with a painting of a woman who looked as if she were set in stained glass. This image made me think of the assistant and her Easter egg nails, as well as the woman who gifted me the mug many years ago.

I thought first about the tired assistant, her bright nails, and the difference between noticing and seeing. By way of her thinking, noticing is giving something a brief mental nod, usually in passing subconsciousness or preoccupied processing.

To actually see someone is more deliberate – an engagement that reveals you have noticed – that you have taken inventory of someone and recorded their presence in your present moment. You know they are more than just there – they are living where they stand. And at times, you may also observe evidence of their doubts, defeats, and disappointments just beneath the tilt of their quiet, polite nod.

The woman who gifted me the mug passed away almost 15 years ago. I specifically remember a conversation she and I had soon after she was diagnosed with stage IV cancer. We were at a small, crowded café trying to have a private conversation. Our efforts were met with competing voices and hissing sounds of espresso machines. We decided to leave and take our drinks outside. On the way out, I commented on a small display of coffee mugs, stating that I loved the one of the woman who looks like she is made of stained glass.

Sitting on the curb, I recall the sun burning the back of my neck. The woman beside me was more of a recurrent acquaintance than a friend, yet I could tell today she needed me to be more of a friend.

“I have lived a full life even though I feel I’m too young to die,” she started. “But most of my life I’ve felt I have lived alone… even around my husband and kids.”

I watched her take slow sips of her coffee between sentences. She looked straight ahead as she continued. “Don’t get me wrong. My family is great. You don’t really know them, but if you did, you would love them. I love them. I really do. They are my world.”

“I’m sure they are,” I said.

“But let’s face it, kids grow up, and we become pocketbooks and crisis intervention specialists,” she said with a laugh.

It was in this moment that I went from noticing her to really seeing her. Pain emanated just underneath the veil of her laugh and caught itself somewhere between acceptance and disappointment. I felt as if I were reading her thoughts, and I wanted to close the book. Instead, I stayed.

“And your husband?” I asked. I could have guessed her answer even though I did not know her well.

“My husband?” she repeated, now staring at me. “My husband hasn’t seen me for years.” She said this with something beyond emotion: resigned numbness.

“What? I thought you just said you have a great family?”

She smiled. “I do. I have a great family. I love them very much, and they love me.”

“Sorry, I must have missed—,” I began.

“No, you heard right.” She stopped looking at me and put her head down as she tapped the lid of her disposable cup. “He loves me. He just stopped knowing me. I know I’m not dead yet, but it feels like I left a long time ago.”
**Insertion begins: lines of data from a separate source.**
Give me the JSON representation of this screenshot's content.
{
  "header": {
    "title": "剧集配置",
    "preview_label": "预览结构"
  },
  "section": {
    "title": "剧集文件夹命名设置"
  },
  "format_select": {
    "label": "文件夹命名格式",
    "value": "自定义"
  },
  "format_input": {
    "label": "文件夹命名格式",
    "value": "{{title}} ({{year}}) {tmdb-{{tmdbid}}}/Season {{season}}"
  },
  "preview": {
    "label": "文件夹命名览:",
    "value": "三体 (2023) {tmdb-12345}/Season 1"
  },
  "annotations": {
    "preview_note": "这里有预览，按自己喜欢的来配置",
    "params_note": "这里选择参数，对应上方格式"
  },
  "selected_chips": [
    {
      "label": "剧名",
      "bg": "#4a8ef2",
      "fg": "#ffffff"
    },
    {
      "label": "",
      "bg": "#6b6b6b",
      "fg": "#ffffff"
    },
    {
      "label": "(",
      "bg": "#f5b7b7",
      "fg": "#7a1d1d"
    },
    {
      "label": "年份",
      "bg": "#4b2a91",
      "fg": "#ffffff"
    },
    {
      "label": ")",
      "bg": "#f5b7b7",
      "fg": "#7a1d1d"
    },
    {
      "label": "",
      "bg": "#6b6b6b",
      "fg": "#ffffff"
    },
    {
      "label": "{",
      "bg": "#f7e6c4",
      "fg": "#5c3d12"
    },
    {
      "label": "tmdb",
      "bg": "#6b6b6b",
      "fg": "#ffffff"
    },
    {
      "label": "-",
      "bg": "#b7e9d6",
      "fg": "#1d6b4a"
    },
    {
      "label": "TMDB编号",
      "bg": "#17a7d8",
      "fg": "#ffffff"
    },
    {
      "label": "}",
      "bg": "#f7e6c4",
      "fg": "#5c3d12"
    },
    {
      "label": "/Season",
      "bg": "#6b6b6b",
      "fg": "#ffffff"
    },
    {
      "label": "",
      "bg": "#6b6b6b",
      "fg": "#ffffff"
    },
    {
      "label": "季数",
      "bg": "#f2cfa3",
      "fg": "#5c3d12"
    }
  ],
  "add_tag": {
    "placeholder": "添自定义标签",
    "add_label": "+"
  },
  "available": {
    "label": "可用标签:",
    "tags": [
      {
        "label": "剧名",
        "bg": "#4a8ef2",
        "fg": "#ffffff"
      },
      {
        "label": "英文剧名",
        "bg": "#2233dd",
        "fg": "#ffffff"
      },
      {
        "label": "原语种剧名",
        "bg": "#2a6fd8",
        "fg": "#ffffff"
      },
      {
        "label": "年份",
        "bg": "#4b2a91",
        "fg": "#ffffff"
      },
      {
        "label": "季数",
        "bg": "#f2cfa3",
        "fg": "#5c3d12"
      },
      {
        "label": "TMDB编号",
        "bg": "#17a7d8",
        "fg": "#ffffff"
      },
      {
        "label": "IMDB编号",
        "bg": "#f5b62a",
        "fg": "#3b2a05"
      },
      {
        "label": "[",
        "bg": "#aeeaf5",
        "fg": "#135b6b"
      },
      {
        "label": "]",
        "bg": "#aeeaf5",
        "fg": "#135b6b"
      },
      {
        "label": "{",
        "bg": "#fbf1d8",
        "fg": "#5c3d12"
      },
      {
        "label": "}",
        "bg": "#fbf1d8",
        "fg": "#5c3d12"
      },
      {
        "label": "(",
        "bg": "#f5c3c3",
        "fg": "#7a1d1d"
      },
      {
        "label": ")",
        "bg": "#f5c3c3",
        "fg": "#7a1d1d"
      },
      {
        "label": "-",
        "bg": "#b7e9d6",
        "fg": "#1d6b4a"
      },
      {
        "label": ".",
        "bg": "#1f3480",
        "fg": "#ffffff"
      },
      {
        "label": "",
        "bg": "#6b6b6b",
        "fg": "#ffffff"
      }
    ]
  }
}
Weeks later, a small gift bag with bright pink tissue paper was left on my front doormat. Inside was the mug with the stained-glass woman and a short, handwritten card thanking me for our visit that day. That was our only visit.
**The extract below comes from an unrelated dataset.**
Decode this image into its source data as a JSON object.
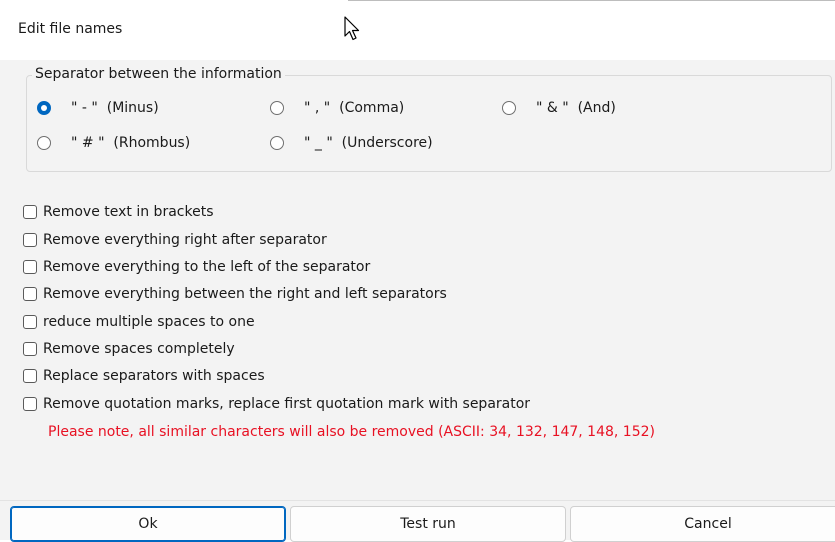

“Why, you do not even know what will happen tomorrow. What is your life? You are a mist that appears for a little while and then vanishes” (James 4:14).
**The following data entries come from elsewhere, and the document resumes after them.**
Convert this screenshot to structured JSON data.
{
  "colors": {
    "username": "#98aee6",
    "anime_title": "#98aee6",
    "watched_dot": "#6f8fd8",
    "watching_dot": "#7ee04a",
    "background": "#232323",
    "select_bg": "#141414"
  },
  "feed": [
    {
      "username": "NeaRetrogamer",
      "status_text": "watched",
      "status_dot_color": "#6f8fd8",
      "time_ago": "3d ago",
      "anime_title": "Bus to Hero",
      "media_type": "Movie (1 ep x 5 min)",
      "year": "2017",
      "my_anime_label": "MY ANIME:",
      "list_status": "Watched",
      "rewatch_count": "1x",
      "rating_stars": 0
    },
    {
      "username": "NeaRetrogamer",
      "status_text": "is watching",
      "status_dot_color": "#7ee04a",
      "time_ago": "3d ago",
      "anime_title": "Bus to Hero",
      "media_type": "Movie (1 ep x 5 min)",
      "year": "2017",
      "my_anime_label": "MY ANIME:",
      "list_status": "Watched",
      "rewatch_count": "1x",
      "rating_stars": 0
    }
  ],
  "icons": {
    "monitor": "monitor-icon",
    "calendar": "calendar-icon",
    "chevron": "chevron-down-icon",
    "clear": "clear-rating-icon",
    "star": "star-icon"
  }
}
I do not wish to feel spent before the day has even begun. I do not want to be so distracted and weighed down by life that I fail to live or to see – really see – those living around me. I want to live fully where I stand and see as well as I hope to love. And I never, ever want to be short on hope.

This life is brief. May we see one another and be there for one another.

Tiffany Kaye Chartier

Tiffany Kaye Chartier is a Christian author and opinion columnist. Submit feedback and connect for more soul lifts on Facebook: Tiffany Kaye Chartier; Instagram:@tiffanysgly; and Twitter: @tiffanychartier. The views and opinions expressed here are the author’s own and do not necessarily reflect those of Texoma Marketing and Media Group.